According to the firefighting foam class action lawsuit settlement, Tyco settled with the Peshtigo community members for $17.5 million: $15 million for class-wide claims and property damage, and $2.5 million to community members diagnosed with cancer due to PFAS exposure.
“This settlement agreement is part of Tyco’s efforts to address the disruption this issue has caused our neighbors,” Tyco Spokesperson Katie McGinty said in a press release published January 7. “It does not affect or change Tyco’s ongoing initiatives to remediate PFAS from the FTC in the Marinette/Peshtigo area to ensure our neighbors have clean and safe water.”
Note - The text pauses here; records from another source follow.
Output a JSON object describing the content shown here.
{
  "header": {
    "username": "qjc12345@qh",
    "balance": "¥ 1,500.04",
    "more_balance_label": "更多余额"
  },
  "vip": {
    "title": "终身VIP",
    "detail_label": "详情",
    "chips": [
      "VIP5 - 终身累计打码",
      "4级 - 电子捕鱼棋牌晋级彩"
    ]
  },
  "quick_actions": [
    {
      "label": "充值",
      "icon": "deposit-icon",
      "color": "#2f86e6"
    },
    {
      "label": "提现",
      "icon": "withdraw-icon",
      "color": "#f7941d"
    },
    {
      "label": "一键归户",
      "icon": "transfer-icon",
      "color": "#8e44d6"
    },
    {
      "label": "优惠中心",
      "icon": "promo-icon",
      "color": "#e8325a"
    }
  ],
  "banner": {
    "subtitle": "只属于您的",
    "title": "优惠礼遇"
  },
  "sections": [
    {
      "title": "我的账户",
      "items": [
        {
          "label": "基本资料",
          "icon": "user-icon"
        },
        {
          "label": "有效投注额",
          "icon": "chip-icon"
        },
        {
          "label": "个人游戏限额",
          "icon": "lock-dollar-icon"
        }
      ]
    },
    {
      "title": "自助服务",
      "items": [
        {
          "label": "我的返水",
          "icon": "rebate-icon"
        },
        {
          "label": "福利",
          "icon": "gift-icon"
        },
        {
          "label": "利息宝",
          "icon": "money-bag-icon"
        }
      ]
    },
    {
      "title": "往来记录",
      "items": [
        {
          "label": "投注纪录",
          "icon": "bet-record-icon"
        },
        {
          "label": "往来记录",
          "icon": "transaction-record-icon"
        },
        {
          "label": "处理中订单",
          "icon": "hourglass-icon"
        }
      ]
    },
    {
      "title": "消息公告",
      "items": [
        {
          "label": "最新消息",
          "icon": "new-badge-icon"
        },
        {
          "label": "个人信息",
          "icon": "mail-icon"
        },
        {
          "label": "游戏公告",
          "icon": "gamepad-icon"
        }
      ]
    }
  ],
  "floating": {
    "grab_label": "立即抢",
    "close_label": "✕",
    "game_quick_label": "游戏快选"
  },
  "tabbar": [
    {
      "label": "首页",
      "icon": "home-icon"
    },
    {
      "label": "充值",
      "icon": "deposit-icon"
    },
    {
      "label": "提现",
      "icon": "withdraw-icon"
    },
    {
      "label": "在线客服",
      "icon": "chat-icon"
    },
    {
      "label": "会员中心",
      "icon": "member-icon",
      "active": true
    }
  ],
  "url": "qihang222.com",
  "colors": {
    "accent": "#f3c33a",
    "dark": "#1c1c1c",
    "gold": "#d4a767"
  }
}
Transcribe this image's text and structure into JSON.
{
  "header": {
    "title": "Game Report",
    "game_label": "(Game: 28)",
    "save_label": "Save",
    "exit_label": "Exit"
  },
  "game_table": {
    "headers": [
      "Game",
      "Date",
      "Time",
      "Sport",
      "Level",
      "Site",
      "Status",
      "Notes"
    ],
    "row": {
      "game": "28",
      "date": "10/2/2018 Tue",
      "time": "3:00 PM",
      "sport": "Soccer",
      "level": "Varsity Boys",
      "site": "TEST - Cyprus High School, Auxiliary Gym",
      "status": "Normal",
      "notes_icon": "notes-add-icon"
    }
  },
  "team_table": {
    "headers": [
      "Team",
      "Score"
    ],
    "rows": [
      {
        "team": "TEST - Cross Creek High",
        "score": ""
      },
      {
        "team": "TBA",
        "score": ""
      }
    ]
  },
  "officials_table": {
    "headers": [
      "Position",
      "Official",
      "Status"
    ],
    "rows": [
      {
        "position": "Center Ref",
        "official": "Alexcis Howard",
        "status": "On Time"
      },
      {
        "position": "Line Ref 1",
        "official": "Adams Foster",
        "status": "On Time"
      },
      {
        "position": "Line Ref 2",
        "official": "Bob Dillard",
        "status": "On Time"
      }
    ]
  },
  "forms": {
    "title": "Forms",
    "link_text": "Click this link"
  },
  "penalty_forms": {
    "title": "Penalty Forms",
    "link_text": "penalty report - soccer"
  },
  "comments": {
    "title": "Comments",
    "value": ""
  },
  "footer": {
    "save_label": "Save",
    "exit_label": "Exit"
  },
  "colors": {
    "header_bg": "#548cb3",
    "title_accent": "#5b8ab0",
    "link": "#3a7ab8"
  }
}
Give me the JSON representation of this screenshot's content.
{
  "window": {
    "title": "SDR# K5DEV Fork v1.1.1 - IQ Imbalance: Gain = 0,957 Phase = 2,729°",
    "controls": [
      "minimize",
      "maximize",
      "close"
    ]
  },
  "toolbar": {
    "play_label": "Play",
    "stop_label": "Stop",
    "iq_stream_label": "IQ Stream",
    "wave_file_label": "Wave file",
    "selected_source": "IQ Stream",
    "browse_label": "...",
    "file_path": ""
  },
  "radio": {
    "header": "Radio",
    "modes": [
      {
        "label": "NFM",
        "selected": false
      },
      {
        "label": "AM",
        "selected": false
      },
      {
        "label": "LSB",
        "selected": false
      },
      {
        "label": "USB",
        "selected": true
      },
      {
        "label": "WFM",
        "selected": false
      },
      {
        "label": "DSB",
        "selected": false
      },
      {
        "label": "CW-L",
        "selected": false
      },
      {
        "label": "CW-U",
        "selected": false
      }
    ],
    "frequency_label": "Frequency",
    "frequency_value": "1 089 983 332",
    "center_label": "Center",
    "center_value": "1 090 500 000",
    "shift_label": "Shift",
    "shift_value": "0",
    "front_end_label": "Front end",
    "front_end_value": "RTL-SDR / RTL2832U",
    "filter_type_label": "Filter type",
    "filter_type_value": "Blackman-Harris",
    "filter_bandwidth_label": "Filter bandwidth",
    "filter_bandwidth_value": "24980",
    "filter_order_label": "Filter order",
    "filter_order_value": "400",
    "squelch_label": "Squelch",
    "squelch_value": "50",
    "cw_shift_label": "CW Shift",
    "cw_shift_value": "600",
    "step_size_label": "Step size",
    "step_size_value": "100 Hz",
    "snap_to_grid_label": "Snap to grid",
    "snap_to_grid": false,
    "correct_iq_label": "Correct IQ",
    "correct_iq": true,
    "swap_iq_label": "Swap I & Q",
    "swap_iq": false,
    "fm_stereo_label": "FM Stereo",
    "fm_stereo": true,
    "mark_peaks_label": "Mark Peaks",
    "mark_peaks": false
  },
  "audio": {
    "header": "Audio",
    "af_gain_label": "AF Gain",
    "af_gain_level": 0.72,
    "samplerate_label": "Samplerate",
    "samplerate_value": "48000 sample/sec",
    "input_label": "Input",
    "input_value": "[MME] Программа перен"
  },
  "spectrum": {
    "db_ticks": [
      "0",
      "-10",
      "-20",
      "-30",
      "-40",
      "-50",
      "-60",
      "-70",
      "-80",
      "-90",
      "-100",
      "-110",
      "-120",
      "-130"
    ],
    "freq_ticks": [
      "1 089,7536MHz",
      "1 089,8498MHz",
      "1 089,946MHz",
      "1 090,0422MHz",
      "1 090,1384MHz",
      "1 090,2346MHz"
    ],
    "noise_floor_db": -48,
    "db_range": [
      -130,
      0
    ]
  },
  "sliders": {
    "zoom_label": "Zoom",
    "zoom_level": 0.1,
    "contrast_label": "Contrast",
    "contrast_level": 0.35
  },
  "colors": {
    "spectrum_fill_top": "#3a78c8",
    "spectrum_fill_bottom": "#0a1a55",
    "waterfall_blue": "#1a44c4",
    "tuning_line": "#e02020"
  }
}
Based on the level of contamination, residents are expected to receive between $60,000 and &70,000 per household. Reports indicate this firefighting foam settlement is the first of its kind involving water contamination.
Tyco and other firefighting foam manufacturers face a growing number of AFFF injury lawsuits across the United States. Each of these lawsuits raises similar claims that firefighting foam manufacturers failed to warn consumers about the health risks linked to PFAS in firefighting foam. Plaintiffs from across the country allege PFAS in AFFF caused cancer diagnoses including pancreatic cancer, testicular cancer, kidney cancer, and other injuries.
Due to the increasing number of claims raising similar questions of fact and law, lawsuits over firefighting foam injuries have been centralized for pretrial proceedings in the U.S. District Court for the District of South Carolina. Currently, parties are engaging in coordinated discovery and preparing for early “bellwether” trials, which help parties gauge how juries will likely respond to evidence and testimony repeated throughout the claims.